▶ [What is needed]:
What's needed is a word-for-word retyping of the entries below, pictures omitted.

(Element data from apps and pages)
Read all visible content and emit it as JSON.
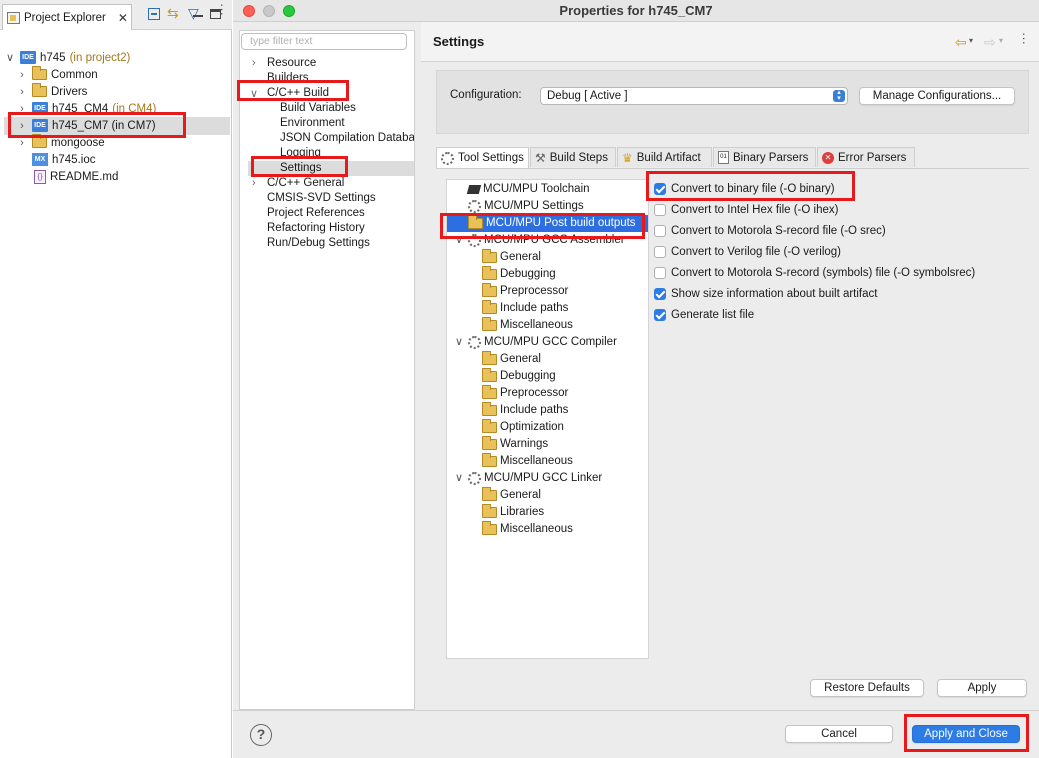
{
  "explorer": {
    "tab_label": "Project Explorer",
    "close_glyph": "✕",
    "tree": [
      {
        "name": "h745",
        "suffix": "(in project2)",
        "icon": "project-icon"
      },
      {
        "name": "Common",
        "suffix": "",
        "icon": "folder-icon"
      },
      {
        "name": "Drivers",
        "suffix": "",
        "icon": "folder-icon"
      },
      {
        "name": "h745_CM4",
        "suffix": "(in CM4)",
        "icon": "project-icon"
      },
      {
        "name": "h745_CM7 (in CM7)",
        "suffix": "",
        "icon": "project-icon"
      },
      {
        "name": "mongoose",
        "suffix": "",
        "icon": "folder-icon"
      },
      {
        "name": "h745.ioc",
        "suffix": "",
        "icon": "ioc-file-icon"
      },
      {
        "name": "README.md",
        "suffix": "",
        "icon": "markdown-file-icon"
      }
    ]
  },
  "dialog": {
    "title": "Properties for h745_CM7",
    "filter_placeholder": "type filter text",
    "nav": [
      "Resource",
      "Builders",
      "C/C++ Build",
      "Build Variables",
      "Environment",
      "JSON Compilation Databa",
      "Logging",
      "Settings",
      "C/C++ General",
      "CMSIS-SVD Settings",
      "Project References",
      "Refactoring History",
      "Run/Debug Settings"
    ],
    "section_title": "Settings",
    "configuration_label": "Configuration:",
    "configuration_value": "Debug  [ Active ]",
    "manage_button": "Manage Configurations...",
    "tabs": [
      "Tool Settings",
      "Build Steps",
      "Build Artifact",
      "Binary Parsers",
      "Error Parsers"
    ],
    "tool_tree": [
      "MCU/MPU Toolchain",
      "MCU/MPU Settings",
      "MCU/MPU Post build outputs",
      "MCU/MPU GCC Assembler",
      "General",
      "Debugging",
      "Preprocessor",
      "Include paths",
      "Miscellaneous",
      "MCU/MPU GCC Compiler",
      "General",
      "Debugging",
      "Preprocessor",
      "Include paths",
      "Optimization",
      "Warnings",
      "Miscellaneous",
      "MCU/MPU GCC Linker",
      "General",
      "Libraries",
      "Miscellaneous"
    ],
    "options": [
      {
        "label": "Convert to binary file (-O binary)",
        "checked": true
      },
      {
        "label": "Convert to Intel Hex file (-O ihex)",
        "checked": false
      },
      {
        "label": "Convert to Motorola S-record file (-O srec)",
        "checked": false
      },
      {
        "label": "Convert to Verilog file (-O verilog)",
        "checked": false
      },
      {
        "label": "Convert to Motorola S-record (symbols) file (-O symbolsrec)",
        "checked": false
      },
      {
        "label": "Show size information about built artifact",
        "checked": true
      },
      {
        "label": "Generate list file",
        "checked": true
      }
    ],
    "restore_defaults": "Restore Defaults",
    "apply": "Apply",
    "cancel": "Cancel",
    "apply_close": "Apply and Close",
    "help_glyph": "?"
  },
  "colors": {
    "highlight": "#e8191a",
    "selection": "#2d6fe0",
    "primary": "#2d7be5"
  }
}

▶ [Your response]:
Read all visible content and emit it as JSON.
{
  "explorer": {
    "tab_label": "Project Explorer",
    "close_glyph": "✕",
    "tree": [
      {
        "name": "h745",
        "suffix": "(in project2)",
        "icon": "project-icon"
      },
      {
        "name": "Common",
        "suffix": "",
        "icon": "folder-icon"
      },
      {
        "name": "Drivers",
        "suffix": "",
        "icon": "folder-icon"
      },
      {
        "name": "h745_CM4",
        "suffix": "(in CM4)",
        "icon": "project-icon"
      },
      {
        "name": "h745_CM7 (in CM7)",
        "suffix": "",
        "icon": "project-icon"
      },
      {
        "name": "mongoose",
        "suffix": "",
        "icon": "folder-icon"
      },
      {
        "name": "h745.ioc",
        "suffix": "",
        "icon": "ioc-file-icon"
      },
      {
        "name": "README.md",
        "suffix": "",
        "icon": "markdown-file-icon"
      }
    ]
  },
  "dialog": {
    "title": "Properties for h745_CM7",
    "filter_placeholder": "type filter text",
    "nav": [
      "Resource",
      "Builders",
      "C/C++ Build",
      "Build Variables",
      "Environment",
      "JSON Compilation Databa",
      "Logging",
      "Settings",
      "C/C++ General",
      "CMSIS-SVD Settings",
      "Project References",
      "Refactoring History",
      "Run/Debug Settings"
    ],
    "section_title": "Settings",
    "configuration_label": "Configuration:",
    "configuration_value": "Debug  [ Active ]",
    "manage_button": "Manage Configurations...",
    "tabs": [
      "Tool Settings",
      "Build Steps",
      "Build Artifact",
      "Binary Parsers",
      "Error Parsers"
    ],
    "tool_tree": [
      "MCU/MPU Toolchain",
      "MCU/MPU Settings",
      "MCU/MPU Post build outputs",
      "MCU/MPU GCC Assembler",
      "General",
      "Debugging",
      "Preprocessor",
      "Include paths",
      "Miscellaneous",
      "MCU/MPU GCC Compiler",
      "General",
      "Debugging",
      "Preprocessor",
      "Include paths",
      "Optimization",
      "Warnings",
      "Miscellaneous",
      "MCU/MPU GCC Linker",
      "General",
      "Libraries",
      "Miscellaneous"
    ],
    "options": [
      {
        "label": "Convert to binary file (-O binary)",
        "checked": true
      },
      {
        "label": "Convert to Intel Hex file (-O ihex)",
        "checked": false
      },
      {
        "label": "Convert to Motorola S-record file (-O srec)",
        "checked": false
      },
      {
        "label": "Convert to Verilog file (-O verilog)",
        "checked": false
      },
      {
        "label": "Convert to Motorola S-record (symbols) file (-O symbolsrec)",
        "checked": false
      },
      {
        "label": "Show size information about built artifact",
        "checked": true
      },
      {
        "label": "Generate list file",
        "checked": true
      }
    ],
    "restore_defaults": "Restore Defaults",
    "apply": "Apply",
    "cancel": "Cancel",
    "apply_close": "Apply and Close",
    "help_glyph": "?"
  },
  "colors": {
    "highlight": "#e8191a",
    "selection": "#2d6fe0",
    "primary": "#2d7be5"
  }
}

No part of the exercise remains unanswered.